— WORK REQUEST —
Count how many lines below include the word "value". Answer with a number only.

[Stored data]
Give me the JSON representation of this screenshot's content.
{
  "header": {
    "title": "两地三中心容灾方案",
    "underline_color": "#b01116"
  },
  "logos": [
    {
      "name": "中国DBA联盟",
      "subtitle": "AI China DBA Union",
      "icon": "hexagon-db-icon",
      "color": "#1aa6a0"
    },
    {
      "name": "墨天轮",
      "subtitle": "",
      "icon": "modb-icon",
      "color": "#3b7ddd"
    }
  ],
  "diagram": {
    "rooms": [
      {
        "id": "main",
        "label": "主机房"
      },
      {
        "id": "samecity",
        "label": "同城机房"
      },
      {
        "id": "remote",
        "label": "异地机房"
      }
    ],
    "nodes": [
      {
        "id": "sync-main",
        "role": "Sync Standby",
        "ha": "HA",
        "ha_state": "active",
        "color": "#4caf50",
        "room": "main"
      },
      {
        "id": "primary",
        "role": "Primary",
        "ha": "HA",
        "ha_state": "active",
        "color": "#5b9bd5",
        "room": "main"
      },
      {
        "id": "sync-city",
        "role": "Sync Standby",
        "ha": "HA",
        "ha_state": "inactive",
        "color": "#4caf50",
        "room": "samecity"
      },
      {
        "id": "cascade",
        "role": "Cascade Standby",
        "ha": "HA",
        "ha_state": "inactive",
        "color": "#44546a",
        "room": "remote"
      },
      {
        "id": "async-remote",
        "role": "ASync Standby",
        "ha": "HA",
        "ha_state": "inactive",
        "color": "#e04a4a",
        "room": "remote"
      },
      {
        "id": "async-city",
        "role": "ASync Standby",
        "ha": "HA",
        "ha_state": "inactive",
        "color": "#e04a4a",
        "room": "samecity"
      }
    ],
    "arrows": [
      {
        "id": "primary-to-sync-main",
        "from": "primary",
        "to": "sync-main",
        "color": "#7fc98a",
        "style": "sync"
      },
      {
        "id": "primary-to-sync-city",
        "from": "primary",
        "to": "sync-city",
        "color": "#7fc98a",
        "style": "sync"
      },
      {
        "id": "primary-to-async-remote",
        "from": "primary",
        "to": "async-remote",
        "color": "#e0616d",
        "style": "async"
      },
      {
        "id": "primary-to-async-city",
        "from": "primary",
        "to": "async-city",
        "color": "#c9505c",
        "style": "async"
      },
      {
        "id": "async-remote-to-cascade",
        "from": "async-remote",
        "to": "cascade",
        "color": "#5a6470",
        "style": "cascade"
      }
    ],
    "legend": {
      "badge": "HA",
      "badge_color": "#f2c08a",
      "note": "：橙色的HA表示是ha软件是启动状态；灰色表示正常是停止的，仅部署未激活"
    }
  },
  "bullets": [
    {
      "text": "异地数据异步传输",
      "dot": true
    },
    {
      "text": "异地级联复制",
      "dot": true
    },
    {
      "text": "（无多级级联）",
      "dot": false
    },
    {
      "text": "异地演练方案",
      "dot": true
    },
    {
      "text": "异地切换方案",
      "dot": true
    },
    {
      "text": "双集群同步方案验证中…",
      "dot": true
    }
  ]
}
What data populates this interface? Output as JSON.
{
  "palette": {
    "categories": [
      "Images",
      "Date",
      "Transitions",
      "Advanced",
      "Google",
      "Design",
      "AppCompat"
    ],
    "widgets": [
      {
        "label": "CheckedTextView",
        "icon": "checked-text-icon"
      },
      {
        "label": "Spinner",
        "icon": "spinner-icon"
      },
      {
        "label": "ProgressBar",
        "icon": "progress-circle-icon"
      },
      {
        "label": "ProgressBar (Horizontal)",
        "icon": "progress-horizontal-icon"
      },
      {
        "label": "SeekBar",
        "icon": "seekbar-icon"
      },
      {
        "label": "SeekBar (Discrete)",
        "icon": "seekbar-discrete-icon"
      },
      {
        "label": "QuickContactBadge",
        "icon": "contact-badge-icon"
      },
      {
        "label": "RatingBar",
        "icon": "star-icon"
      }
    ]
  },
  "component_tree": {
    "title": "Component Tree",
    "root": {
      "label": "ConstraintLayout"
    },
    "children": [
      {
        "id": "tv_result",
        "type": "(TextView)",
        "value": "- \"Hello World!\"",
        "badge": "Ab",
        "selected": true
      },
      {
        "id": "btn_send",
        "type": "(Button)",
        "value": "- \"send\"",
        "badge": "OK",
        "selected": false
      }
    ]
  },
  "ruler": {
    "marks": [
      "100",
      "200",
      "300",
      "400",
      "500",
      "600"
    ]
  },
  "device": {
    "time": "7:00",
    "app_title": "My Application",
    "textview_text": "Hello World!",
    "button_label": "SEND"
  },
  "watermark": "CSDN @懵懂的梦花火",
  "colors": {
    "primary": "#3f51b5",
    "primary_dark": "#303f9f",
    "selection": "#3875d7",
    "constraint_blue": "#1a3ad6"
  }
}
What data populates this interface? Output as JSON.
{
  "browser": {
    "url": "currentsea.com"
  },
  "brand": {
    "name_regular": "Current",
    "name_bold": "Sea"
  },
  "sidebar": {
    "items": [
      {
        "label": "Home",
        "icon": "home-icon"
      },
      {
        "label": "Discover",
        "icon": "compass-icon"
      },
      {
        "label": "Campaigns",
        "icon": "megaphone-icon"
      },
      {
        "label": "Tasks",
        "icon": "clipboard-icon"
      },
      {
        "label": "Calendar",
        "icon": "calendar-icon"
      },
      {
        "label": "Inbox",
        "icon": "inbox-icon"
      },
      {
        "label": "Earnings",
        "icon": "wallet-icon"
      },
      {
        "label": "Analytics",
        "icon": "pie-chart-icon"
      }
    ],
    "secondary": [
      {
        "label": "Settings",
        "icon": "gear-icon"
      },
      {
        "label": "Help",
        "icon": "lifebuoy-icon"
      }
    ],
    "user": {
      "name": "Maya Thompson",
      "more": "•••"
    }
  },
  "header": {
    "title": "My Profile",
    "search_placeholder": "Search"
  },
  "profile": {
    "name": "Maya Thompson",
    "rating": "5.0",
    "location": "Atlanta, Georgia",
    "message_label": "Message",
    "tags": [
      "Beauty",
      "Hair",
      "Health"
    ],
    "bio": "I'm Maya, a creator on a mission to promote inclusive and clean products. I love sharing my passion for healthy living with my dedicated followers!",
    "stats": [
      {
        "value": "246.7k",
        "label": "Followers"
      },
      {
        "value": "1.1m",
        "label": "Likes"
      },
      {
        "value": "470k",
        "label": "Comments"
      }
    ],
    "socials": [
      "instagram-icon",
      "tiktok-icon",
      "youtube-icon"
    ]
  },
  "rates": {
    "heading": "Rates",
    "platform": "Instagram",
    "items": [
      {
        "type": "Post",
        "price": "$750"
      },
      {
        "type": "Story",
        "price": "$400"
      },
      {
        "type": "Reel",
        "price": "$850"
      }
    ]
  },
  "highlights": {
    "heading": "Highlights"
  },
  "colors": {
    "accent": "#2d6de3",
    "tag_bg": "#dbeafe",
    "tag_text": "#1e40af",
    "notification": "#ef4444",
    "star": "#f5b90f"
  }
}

— ANSWER TO THIS EXERCISE —
5